"The attraction of simplicity is mysterious because it draws us in a completely opposite direction from where most of the world seems to be going: away from conspicuous display, accumulation, egoism, and public visibility — toward a life more silent, humble, and transparent than anything known to the extroverted culture of consumerism."
~ Mark A. Burch
Plans were made with a friend during the week to trade some of Daisy's milk for some of her chook eggs. We agreed to meet up at the Farmer's Market this morning and we duly made our trade transaction.
From there I had to drive to Tanunda to deliver some jams and honey to Nosh Cafe, but along the way I was distracted by a "Garage Sale" sign. Of course I had to stop for a look.
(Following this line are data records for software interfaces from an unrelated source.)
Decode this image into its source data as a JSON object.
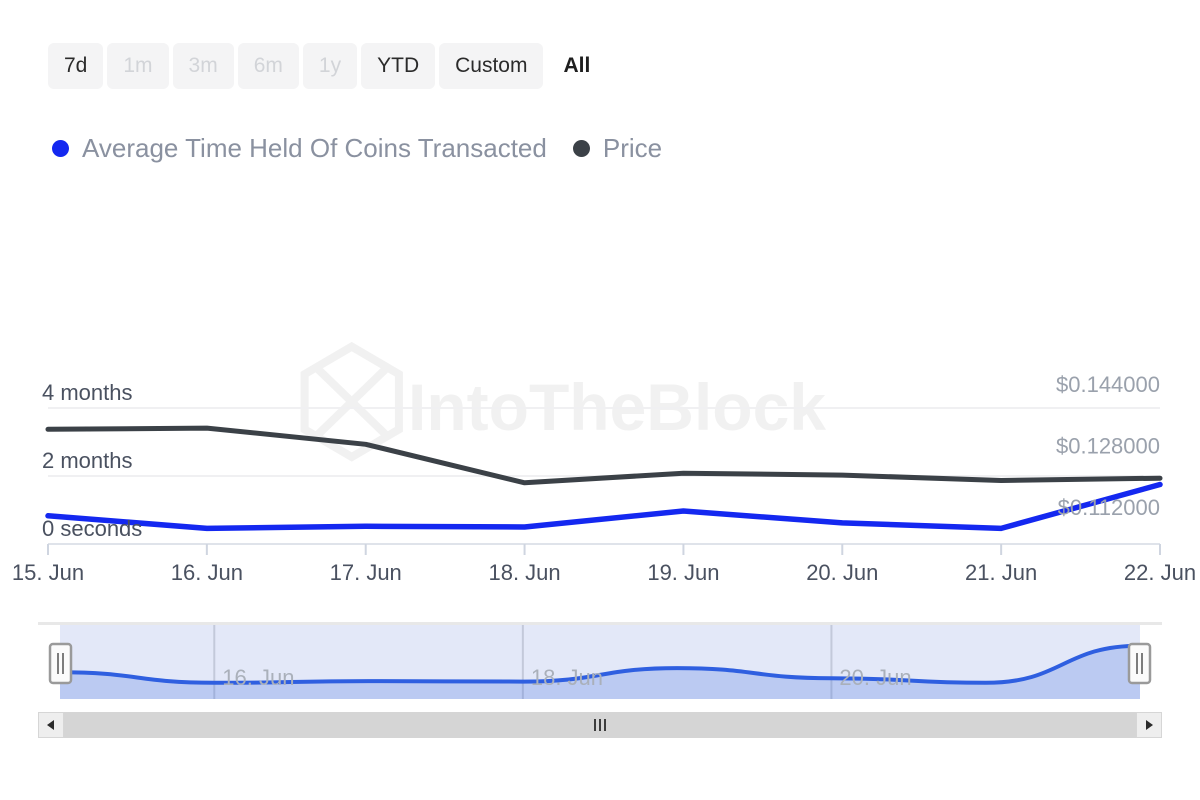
{
  "range_selector": {
    "buttons": [
      {
        "label": "7d",
        "state": "enabled"
      },
      {
        "label": "1m",
        "state": "disabled"
      },
      {
        "label": "3m",
        "state": "disabled"
      },
      {
        "label": "6m",
        "state": "disabled"
      },
      {
        "label": "1y",
        "state": "disabled"
      },
      {
        "label": "YTD",
        "state": "enabled"
      },
      {
        "label": "Custom",
        "state": "enabled"
      },
      {
        "label": "All",
        "state": "selected"
      }
    ]
  },
  "legend": {
    "items": [
      {
        "label": "Average Time Held Of Coins Transacted",
        "color": "#1428f0",
        "marker": "circle-marker"
      },
      {
        "label": "Price",
        "color": "#3b4147",
        "marker": "circle-marker"
      }
    ]
  },
  "watermark": {
    "text": "IntoTheBlock",
    "logo": "hexagon-logo-icon",
    "color": "#f1f1f1"
  },
  "navigator": {
    "date_labels": [
      "16. Jun",
      "18. Jun",
      "20. Jun"
    ],
    "handle_left": "nav-handle-left",
    "handle_right": "nav-handle-right",
    "series_color": "#2f5fe0",
    "fill_color": "#ccd5f2"
  },
  "scrollbar": {
    "left_arrow": "◀",
    "right_arrow": "▶"
  },
  "chart_data": {
    "type": "line",
    "title": "",
    "xlabel": "",
    "grid": true,
    "legend_position": "top-left",
    "x": [
      "15. Jun",
      "16. Jun",
      "17. Jun",
      "18. Jun",
      "19. Jun",
      "20. Jun",
      "21. Jun",
      "22. Jun"
    ],
    "axes": {
      "left": {
        "label": "Average Time Held Of Coins Transacted",
        "ticks": [
          "0 seconds",
          "2 months",
          "4 months"
        ],
        "tick_values": [
          0,
          2,
          4
        ],
        "unit": "months",
        "ylim": [
          0,
          4.8
        ]
      },
      "right": {
        "label": "Price",
        "ticks": [
          "$0.112000",
          "$0.128000",
          "$0.144000"
        ],
        "tick_values": [
          0.112,
          0.128,
          0.144
        ],
        "unit": "USD",
        "ylim": [
          0.1068,
          0.1492
        ]
      }
    },
    "series": [
      {
        "name": "Average Time Held Of Coins Transacted",
        "color": "#1428f0",
        "axis": "left",
        "unit": "months",
        "values": [
          0.83,
          0.46,
          0.52,
          0.5,
          0.97,
          0.62,
          0.46,
          1.75
        ]
      },
      {
        "name": "Price",
        "color": "#3b4147",
        "axis": "right",
        "unit": "USD",
        "values": [
          0.1366,
          0.1369,
          0.1327,
          0.1227,
          0.1252,
          0.1247,
          0.1233,
          0.1239
        ]
      }
    ]
  }
}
Got talking to the owner of the house and although she was selling some most beautiful items, my house is so cluttered, buying more things just isn't an option. After all, I am trying valiantly to de-clutter, but occasional special finds can sometimes be had.
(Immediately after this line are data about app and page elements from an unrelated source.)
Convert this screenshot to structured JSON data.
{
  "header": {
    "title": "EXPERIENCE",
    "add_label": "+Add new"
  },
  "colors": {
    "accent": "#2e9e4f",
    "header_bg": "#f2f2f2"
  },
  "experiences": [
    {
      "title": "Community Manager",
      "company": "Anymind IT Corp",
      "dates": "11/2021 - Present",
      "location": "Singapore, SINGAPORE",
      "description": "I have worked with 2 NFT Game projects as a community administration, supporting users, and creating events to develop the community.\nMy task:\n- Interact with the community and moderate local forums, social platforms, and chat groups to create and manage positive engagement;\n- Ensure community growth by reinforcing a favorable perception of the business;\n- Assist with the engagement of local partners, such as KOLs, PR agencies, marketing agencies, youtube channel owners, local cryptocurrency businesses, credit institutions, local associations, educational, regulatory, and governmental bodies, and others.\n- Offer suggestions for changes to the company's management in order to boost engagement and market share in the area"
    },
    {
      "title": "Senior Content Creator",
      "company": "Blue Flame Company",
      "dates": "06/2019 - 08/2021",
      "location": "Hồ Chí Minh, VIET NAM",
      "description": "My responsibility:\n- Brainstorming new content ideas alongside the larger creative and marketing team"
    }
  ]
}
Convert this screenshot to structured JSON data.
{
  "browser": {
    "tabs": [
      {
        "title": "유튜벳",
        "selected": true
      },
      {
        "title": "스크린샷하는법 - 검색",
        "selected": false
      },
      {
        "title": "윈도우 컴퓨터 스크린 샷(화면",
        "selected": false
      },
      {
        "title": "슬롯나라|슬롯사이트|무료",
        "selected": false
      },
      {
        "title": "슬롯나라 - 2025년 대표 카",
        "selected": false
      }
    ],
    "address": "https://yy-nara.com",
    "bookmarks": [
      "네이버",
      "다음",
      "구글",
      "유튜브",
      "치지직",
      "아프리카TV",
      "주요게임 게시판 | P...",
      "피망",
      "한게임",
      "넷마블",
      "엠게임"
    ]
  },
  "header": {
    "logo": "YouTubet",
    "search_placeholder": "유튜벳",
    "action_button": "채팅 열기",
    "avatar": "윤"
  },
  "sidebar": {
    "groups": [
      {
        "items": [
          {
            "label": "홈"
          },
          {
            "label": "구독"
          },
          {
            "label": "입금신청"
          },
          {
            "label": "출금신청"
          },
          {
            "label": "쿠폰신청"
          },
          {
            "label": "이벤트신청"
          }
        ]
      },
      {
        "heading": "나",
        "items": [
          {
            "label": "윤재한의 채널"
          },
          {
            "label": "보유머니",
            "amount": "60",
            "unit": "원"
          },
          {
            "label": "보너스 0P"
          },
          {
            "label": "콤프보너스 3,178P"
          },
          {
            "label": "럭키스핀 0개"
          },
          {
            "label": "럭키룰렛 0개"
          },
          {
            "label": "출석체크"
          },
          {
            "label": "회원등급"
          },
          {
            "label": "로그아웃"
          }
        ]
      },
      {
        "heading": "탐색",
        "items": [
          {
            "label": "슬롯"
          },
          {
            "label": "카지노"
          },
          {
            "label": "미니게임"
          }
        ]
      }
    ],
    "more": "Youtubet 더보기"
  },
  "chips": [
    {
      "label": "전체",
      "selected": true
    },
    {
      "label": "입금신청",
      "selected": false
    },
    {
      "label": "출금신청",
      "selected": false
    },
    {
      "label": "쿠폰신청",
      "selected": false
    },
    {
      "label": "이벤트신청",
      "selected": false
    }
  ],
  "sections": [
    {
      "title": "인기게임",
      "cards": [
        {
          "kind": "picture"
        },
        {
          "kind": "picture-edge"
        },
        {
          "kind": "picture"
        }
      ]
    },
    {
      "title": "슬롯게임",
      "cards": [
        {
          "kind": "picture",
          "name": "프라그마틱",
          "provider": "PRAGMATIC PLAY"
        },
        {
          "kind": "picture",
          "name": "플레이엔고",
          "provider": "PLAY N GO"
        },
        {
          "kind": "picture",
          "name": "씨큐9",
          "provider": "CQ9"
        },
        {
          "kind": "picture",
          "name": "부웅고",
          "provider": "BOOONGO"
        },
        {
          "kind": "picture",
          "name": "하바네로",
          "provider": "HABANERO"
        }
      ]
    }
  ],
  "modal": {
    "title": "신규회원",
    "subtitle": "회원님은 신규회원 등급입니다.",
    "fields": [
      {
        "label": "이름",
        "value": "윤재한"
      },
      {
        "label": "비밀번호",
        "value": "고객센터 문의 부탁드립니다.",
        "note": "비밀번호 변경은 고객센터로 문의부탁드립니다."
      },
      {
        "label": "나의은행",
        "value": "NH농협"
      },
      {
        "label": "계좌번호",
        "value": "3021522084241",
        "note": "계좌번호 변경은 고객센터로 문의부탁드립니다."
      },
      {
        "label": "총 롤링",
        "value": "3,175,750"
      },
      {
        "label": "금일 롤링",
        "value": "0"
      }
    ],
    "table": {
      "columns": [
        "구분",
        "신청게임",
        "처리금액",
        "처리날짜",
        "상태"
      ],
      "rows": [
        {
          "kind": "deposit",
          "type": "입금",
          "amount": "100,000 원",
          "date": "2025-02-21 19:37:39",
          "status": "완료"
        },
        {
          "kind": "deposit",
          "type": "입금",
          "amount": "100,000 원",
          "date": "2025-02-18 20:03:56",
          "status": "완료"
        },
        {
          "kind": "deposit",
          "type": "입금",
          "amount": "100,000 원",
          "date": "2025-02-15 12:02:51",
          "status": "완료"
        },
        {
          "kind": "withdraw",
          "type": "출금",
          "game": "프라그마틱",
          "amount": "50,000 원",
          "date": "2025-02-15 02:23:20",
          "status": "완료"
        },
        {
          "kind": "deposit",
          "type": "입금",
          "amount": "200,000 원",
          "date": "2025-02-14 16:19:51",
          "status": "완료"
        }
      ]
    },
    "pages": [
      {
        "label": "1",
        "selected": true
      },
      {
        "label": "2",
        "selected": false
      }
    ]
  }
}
Somehow, the subject came up that I had a farm gate stall, and by chance I have eggs in the car for sale. She asked to have some and perhaps we could trade something. So I took some cuttings from her garden and a couple of lovely little hand embroidered old handkerchiefs. I know the perfect person who will love them.
No money changed hands, but after setting off from home this morning with a bucket of this morning's milk, I returned with eggs, plant cuttings and the perfect gift of the hankies for daughter Lizzie.
Lavender is due to have her first calf next month. Brian trained her to go into the bales when she was young, so now we're refreshing her memory in preparation for her first milking soon after the birth.
She is a Murray Grey/Jersey cross breed that we bought from a dairy when she was two days old, hand raised her on milk, and now at two years old she is about to calve.
A perfect sized little cow for our small farm and will hopefully give us plenty of Jersey milk and raise her Angas calf. This will be the first calf from our young bull, Mulga Bill.
Well, this could be interesting.
We had no way of calculating just how much milk she was producing whilst we were share milking her, but once she settled down and started letting her milk down, which took a couple of days, we're getting 25 litres per day.
What to do with it all? Cheeses of all description, yoghurt, icecream, butter etc.
We can't possibly use it all, so are separating the cream out with the old milk separator and making lots of butter, selling the excess in the Farm-gate stall.
When the pigs arrive soon they will consume some of the milk, and the chooks are getting a big bowl of yoghurt each day to boost their protien intake.
A large bucket of milk with a small bit of yoghurt added initially (with a lid on) sits out in the sun. I take out a bowl full each day for the chooks and add more milk to top it up. By the next day it has become yoghurt again.
The whey is tipped onto the garden or into the compost heap.
The hens would have been so old and tough. A bit like the story of how to cook a Galah. Throw in a rock with the Galah and veges, when the rock is tender throw away the Galah and eat the rock. Or something like that.
Today I made wanton soup with the stock and some of the mince. It was so tasty.